This time, however, she is also keeping something back. ‘It’s important to me that I’m still authentically telling my story, but also when there’s an audience you do have that responsibility of privacy and accountability,’ she notes. ‘I think I’m a little bit more confident with my music and letting it speak for itself.’ And she should be, too. Cheerfully name-checking a cast of influences (‘Shania Twain, The Cardigans, Bon Jovi… That’s not very cool, is it…’) Sawayama is a believer in the unifying power of a big, classic piece of pop culture. ‘When I spoke to Nile Rogers, he said one of his teachers was like, “Why are you taking the piss out of pop songs? Can you not understand the magic of one song connecting millions of people around the world?” I think that’s how I feel about guilty pleasures,’ she muses as finishing make-up touches are made. ‘How is it that millions of people can all connect to one song? It’s amazing that there’s a technique to it and that’s something I’ve always been really fascinated with. When people are like, “Can you recommend some cool new artists?” I’m like, to be honest, babes, I’m not the right person to ask. Have you heard of Bon Jovi?!’

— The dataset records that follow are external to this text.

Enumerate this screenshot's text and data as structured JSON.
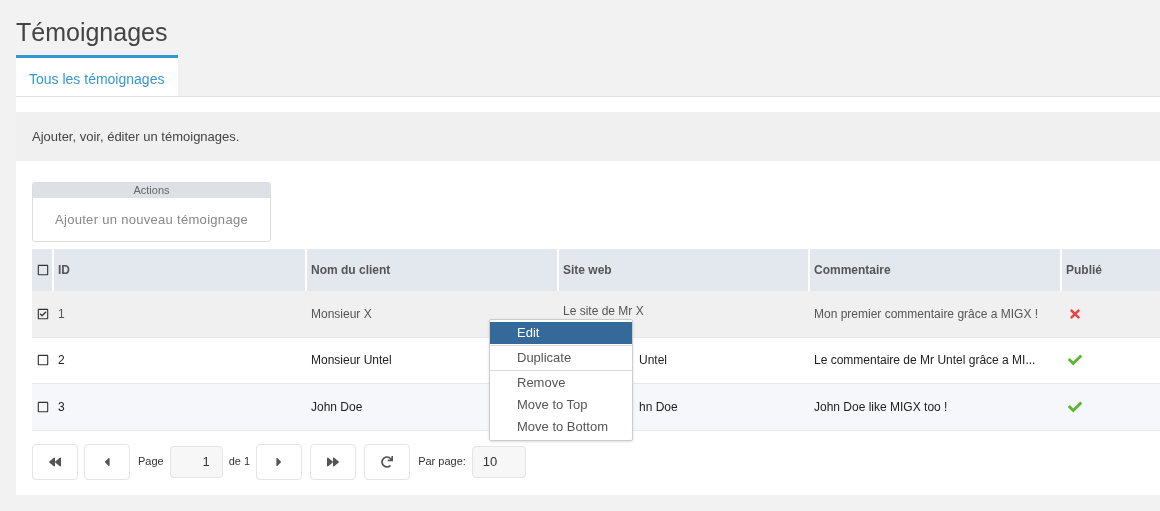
{
  "title": "Témoignages",
  "tabs": [
    {
      "label": "Tous les témoignages",
      "selected": true
    }
  ],
  "description": "Ajouter, voir, éditer un témoignages.",
  "actions": {
    "heading": "Actions",
    "buttons": [
      "Ajouter un nouveau témoignage"
    ]
  },
  "table": {
    "select_all": {
      "checked": false
    },
    "columns": [
      "ID",
      "Nom du client",
      "Site web",
      "Commentaire",
      "Publié"
    ],
    "rows": [
      {
        "selected": true,
        "checked": true,
        "id": "1",
        "name": "Monsieur X",
        "site": "Le site de Mr X",
        "site_covered": false,
        "comment": "Mon premier commentaire grâce a MIGX !",
        "published": false
      },
      {
        "selected": false,
        "checked": false,
        "id": "2",
        "name": "Monsieur Untel",
        "site": "Untel",
        "site_covered": true,
        "comment": "Le commentaire de Mr Untel grâce a MI...",
        "published": true
      },
      {
        "selected": false,
        "checked": false,
        "id": "3",
        "name": "John Doe",
        "site": "hn Doe",
        "site_covered": true,
        "comment": "John Doe like MIGX too !",
        "published": true
      }
    ]
  },
  "context_menu": {
    "groups": [
      [
        {
          "label": "Edit",
          "selected": true
        }
      ],
      [
        {
          "label": "Duplicate",
          "selected": false
        }
      ],
      [
        {
          "label": "Remove",
          "selected": false
        },
        {
          "label": "Move to Top",
          "selected": false
        },
        {
          "label": "Move to Bottom",
          "selected": false
        }
      ]
    ]
  },
  "pager": {
    "page_label": "Page",
    "page": "1",
    "of_label": "de 1",
    "per_page_label": "Par page:",
    "per_page": "10"
  }
}
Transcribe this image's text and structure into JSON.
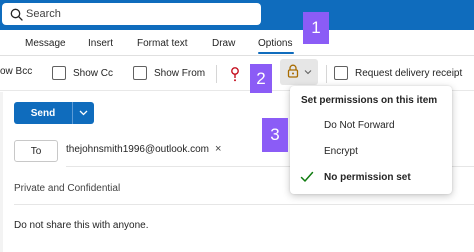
{
  "search": {
    "placeholder": "Search"
  },
  "tabs": [
    {
      "label": "Message"
    },
    {
      "label": "Insert"
    },
    {
      "label": "Format text"
    },
    {
      "label": "Draw"
    },
    {
      "label": "Options",
      "active": true
    }
  ],
  "toolbar": {
    "show_bcc": "ow Bcc",
    "show_cc": "Show Cc",
    "show_from": "Show From",
    "importance_icon": "exclamation-icon",
    "permissions_icon": "lock-icon",
    "request_delivery_receipt": "Request delivery receipt"
  },
  "badges": [
    "1",
    "2",
    "3"
  ],
  "compose": {
    "send_label": "Send",
    "to_label": "To",
    "recipient": "thejohnsmith1996@outlook.com",
    "sensitivity": "Private and Confidential",
    "body": "Do not share this with anyone."
  },
  "permissions_menu": {
    "header": "Set permissions on this item",
    "items": [
      {
        "label": "Do Not Forward",
        "selected": false
      },
      {
        "label": "Encrypt",
        "selected": false
      },
      {
        "label": "No permission set",
        "selected": true
      }
    ]
  },
  "colors": {
    "accent": "#0f6cbd",
    "badge": "#8b5cf6",
    "check": "#107c10",
    "importance": "#c50f1f",
    "lock": "#a86b00"
  }
}
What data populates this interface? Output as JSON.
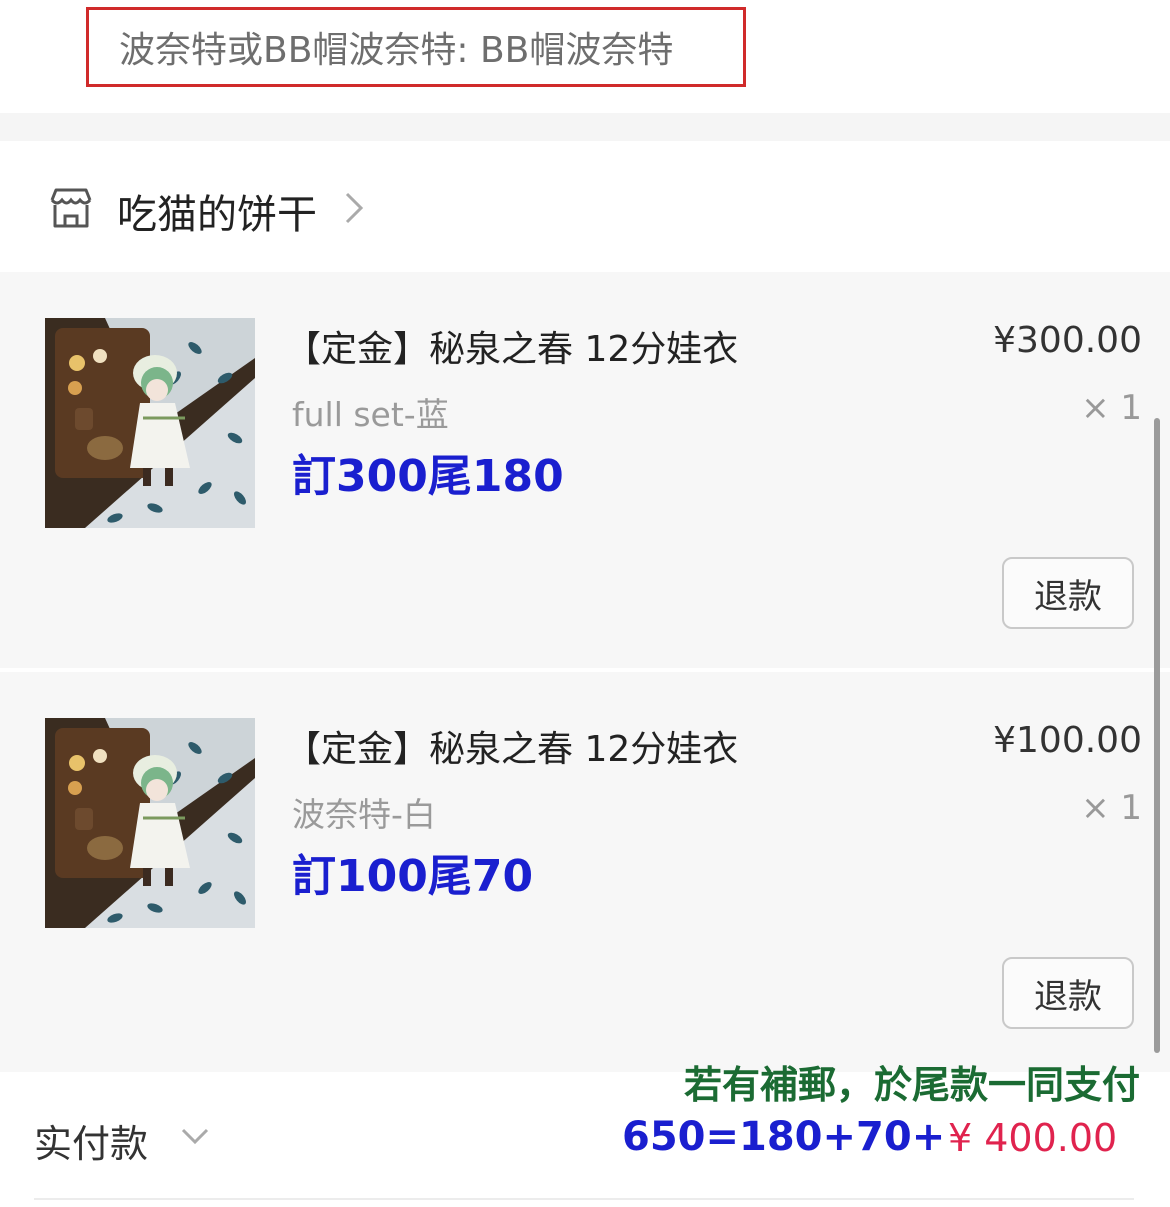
{
  "variant_box": {
    "text": "波奈特或BB帽波奈特: BB帽波奈特"
  },
  "shop": {
    "name": "吃猫的饼干",
    "icon": "store-icon"
  },
  "items": [
    {
      "title": "【定金】秘泉之春 12分娃衣",
      "price": "¥300.00",
      "spec": "full set-蓝",
      "qty": "× 1",
      "note": "訂300尾180",
      "refund_label": "退款"
    },
    {
      "title": "【定金】秘泉之春 12分娃衣",
      "price": "¥100.00",
      "spec": "波奈特-白",
      "qty": "× 1",
      "note": "訂100尾70",
      "refund_label": "退款"
    }
  ],
  "summary": {
    "paid_label": "实付款",
    "shipping_note": "若有補郵，於尾款一同支付",
    "calc_note": "650=180+70+",
    "total": "¥ 400.00"
  },
  "colors": {
    "accent_red": "#e0234e",
    "annotation_blue": "#1a1fcf",
    "annotation_green": "#1b6b33",
    "highlight_border": "#d02a2a"
  }
}
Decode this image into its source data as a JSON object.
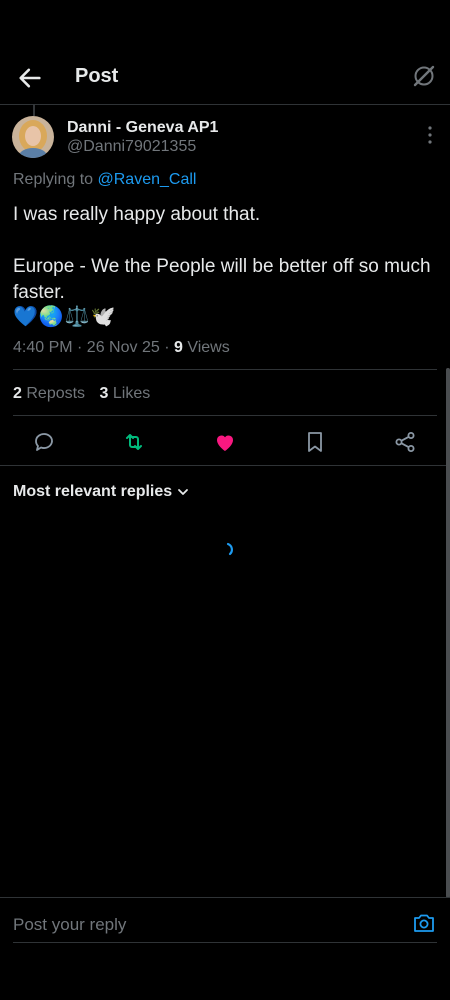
{
  "header": {
    "title": "Post",
    "back_icon": "arrow-left-icon",
    "grok_icon": "grok-icon"
  },
  "post": {
    "author_name": "Danni - Geneva AP1",
    "author_handle": "@Danni79021355",
    "replying_prefix": "Replying to",
    "replying_to": "@Raven_Call",
    "text_line1": "I was really happy about that.",
    "text_line2": "Europe - We the People will be better off so much faster.",
    "emojis": "💙🌏⚖️🕊️",
    "timestamp": "4:40 PM · 26 Nov 25 · ",
    "views_count": "9",
    "views_label": "Views"
  },
  "stats": {
    "reposts_count": "2",
    "reposts_label": "Reposts",
    "likes_count": "3",
    "likes_label": "Likes"
  },
  "actions": {
    "reply_icon": "comment-icon",
    "repost_icon": "repost-icon",
    "like_icon": "heart-icon",
    "bookmark_icon": "bookmark-icon",
    "share_icon": "share-icon",
    "repost_color": "#00ba7c",
    "like_color": "#f91880"
  },
  "replies": {
    "sort_label": "Most relevant replies"
  },
  "composer": {
    "placeholder": "Post your reply",
    "camera_icon": "camera-icon"
  },
  "colors": {
    "accent": "#1d9bf0",
    "background": "#000000",
    "muted": "#71767b"
  }
}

And therein lies the beauty of Rina Sawayama. She’s a genuinely, factually game-changing musician who also couldn’t give two hoots about being ‘cool’. She’s equally as passionate and comfortable angling herself in front of a camera as being the CEO of her own pop empire. And she wants to invite everyone who needs it along for the ride.
‘I think it’s really important not to believe your hype. I would never want to fully exit my imposter syndrome. I wonder if Mariah [Carey] has some imposter syndrome? There must be a part of you that’s like, “I can’t believe this is happening, this doesn’t feel real. Why am I holding a crocodile in a photo shoot? None of this makes sense?!”’ she laughs. ‘But as a performer, I always want to create a space where lots of people can come together in a room and have this shared, beautiful, communal moment of love and celebration and release. If my music can create this temporary relief from day-to-day life, if I can change one person’s outlook, then that’s amazing for me.”
‘Hold the Girl’ is out now on all major streaming platforms